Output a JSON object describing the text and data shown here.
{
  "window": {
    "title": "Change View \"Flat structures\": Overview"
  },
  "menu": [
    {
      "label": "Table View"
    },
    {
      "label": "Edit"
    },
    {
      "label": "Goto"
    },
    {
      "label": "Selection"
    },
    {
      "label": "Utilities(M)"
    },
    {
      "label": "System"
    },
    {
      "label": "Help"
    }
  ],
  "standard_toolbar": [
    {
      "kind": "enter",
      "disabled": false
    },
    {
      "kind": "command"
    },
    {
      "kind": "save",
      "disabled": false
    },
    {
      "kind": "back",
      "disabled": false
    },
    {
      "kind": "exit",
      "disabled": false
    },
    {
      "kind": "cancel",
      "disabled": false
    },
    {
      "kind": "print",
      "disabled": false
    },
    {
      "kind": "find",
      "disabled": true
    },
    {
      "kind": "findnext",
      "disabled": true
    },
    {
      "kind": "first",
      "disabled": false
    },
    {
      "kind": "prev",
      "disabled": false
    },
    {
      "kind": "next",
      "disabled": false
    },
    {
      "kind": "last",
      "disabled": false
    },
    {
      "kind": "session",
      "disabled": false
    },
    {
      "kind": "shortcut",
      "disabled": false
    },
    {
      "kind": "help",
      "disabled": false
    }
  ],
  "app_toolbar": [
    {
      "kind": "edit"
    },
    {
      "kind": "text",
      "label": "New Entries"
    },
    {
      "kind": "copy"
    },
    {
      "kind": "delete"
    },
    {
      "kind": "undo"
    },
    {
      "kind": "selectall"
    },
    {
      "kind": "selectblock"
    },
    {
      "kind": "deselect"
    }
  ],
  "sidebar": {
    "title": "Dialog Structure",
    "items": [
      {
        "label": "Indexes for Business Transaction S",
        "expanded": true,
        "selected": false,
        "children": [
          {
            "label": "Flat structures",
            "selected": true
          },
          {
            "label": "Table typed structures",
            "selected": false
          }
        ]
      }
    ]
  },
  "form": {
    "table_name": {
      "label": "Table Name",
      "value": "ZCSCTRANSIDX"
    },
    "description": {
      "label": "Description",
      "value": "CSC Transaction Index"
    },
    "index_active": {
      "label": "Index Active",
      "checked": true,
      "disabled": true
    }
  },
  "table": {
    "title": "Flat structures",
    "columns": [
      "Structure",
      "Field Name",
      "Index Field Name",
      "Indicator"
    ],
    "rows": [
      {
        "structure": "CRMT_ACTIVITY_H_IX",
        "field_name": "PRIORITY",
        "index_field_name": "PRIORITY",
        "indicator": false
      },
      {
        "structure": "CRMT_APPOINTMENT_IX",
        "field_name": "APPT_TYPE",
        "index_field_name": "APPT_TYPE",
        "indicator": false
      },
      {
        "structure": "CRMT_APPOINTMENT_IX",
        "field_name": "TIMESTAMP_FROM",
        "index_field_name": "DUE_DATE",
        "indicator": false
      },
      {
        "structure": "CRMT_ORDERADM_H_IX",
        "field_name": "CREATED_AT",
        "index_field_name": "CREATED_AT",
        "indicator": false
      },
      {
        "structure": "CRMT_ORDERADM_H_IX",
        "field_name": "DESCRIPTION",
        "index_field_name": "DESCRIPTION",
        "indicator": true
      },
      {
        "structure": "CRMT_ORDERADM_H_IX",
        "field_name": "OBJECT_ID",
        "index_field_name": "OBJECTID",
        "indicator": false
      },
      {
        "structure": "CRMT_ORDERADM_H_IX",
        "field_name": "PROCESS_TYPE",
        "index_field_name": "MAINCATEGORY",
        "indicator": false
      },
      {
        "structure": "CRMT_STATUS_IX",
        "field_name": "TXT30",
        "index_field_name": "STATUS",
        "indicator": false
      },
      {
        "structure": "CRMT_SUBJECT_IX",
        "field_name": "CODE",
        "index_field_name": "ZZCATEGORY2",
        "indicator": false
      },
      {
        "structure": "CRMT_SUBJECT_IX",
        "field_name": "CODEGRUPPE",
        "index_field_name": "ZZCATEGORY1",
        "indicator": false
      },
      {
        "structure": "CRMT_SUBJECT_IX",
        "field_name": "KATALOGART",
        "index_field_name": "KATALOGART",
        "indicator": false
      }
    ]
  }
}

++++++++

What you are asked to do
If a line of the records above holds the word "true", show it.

Problem solution
      "disabled": true
      "disabled": true
        "expanded": true,
            "selected": true
      "checked": true,
      "disabled": true
        "indicator": true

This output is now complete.